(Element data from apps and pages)
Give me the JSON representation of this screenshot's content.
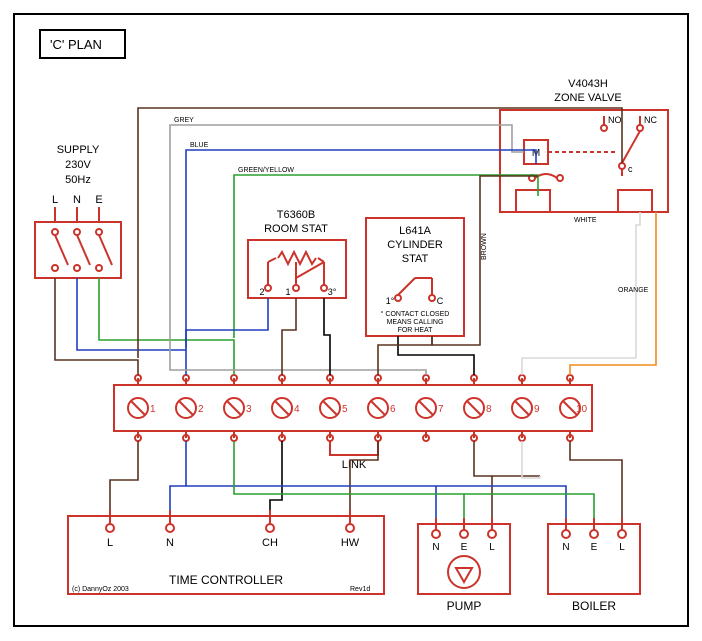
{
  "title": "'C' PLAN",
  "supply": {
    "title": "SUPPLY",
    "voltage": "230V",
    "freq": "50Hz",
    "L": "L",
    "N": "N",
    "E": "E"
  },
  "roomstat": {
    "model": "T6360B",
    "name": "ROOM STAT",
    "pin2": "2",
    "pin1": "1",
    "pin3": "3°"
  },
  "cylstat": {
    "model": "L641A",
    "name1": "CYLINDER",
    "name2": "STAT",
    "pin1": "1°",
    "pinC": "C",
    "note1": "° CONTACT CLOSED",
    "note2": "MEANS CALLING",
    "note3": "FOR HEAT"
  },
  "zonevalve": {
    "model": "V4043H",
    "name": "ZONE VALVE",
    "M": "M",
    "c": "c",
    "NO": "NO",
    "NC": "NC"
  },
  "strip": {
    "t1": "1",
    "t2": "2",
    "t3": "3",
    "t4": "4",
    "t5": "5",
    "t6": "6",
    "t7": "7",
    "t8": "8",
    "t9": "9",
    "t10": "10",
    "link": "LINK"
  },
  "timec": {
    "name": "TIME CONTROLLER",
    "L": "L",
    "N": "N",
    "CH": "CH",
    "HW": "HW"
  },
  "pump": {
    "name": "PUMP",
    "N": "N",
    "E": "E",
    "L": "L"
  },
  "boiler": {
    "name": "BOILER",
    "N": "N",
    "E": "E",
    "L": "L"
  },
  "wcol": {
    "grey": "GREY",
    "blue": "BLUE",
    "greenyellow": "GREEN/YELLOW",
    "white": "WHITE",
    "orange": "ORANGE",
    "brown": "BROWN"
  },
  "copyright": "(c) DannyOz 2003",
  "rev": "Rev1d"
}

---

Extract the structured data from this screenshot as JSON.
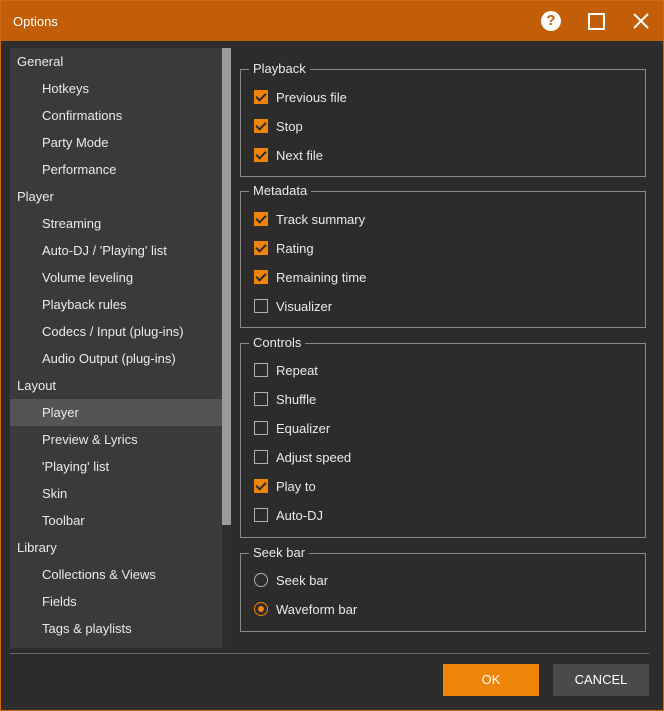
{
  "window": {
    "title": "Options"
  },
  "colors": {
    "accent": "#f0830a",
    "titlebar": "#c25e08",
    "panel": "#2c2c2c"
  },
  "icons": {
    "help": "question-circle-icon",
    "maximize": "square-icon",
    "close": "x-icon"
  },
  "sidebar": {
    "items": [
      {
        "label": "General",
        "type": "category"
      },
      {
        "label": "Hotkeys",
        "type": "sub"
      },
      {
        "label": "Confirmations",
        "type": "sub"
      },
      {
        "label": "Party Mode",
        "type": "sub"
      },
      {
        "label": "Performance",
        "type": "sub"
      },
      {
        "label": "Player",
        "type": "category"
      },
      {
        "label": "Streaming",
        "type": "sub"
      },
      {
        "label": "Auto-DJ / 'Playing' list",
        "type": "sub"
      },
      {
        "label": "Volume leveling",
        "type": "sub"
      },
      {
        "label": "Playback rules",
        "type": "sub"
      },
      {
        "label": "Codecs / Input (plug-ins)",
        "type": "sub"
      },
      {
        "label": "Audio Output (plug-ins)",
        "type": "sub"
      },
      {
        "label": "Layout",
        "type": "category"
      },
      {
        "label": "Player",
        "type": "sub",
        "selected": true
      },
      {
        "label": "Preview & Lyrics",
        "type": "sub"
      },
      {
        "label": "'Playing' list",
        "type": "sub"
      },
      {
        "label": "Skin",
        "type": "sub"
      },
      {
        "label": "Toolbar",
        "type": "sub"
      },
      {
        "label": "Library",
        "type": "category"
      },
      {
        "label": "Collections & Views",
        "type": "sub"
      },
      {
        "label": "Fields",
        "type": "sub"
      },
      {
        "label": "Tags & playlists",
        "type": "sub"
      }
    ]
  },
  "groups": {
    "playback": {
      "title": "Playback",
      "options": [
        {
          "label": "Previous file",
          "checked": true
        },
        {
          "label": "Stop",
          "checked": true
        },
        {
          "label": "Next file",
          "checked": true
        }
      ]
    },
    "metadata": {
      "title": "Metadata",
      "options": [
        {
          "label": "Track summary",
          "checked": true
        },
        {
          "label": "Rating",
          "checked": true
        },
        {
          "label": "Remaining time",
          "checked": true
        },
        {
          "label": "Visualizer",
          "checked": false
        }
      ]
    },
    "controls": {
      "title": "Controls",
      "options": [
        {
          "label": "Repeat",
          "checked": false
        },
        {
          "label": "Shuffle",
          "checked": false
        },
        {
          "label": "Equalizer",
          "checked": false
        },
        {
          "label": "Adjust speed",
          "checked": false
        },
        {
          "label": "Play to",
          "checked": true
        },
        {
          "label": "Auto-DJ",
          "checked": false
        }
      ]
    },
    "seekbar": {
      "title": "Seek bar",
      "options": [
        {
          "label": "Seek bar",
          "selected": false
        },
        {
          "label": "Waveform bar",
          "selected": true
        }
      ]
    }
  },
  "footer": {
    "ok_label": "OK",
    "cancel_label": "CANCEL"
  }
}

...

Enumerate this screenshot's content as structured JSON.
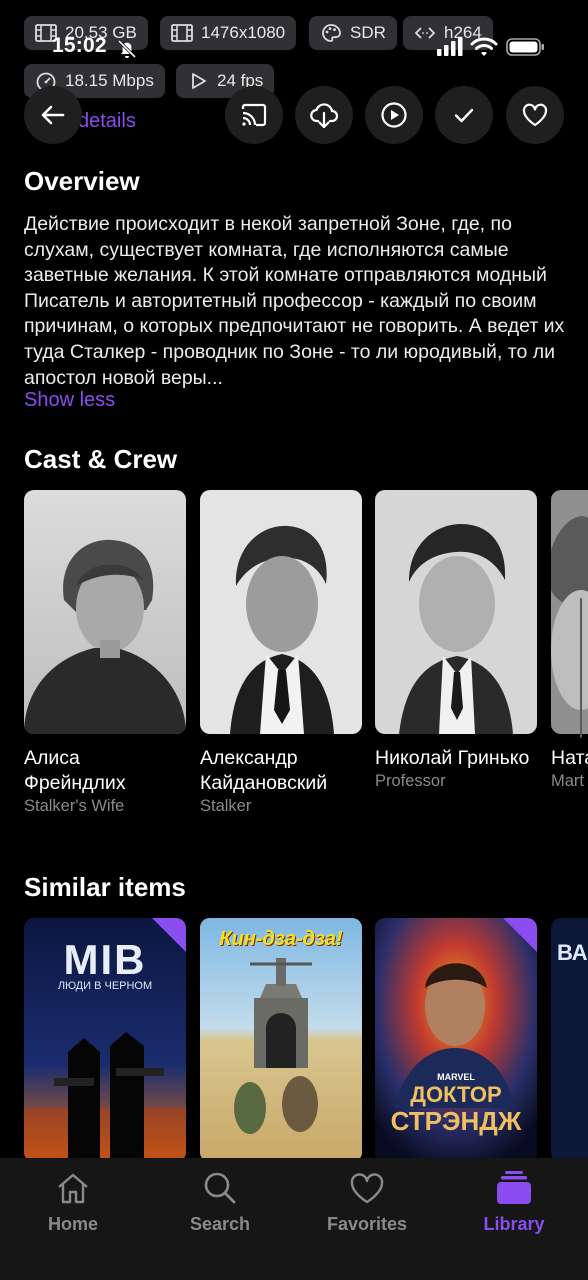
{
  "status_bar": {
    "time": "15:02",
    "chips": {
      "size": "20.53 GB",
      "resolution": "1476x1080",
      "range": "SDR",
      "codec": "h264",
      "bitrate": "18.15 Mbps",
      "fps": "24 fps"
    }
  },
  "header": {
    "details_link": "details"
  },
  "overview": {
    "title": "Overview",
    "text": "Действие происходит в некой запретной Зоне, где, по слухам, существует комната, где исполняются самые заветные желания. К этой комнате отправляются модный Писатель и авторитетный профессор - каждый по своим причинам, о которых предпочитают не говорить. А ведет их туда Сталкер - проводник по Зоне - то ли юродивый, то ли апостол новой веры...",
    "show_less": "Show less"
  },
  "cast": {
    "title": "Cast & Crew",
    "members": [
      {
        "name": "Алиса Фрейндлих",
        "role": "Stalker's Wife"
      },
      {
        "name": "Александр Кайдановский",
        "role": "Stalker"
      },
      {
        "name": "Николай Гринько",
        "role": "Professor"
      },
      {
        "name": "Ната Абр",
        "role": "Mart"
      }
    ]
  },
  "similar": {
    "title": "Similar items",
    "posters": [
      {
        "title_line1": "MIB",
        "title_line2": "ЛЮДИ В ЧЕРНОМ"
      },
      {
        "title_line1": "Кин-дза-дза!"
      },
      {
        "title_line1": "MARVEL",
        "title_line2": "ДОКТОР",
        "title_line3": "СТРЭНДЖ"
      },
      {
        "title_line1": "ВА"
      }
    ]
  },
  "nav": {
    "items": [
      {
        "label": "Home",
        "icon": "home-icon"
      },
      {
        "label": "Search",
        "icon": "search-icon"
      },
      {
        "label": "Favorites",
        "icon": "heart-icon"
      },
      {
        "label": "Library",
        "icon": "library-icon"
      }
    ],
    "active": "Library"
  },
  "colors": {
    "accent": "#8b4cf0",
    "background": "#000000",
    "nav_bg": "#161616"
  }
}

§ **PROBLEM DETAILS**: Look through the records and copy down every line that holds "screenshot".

§ **EXERCISE SOLUTION**:
Give me the JSON representation of this screenshot's content.
Extract the structured data from this screenshot as JSON.
Enumerate this screenshot's content as structured JSON.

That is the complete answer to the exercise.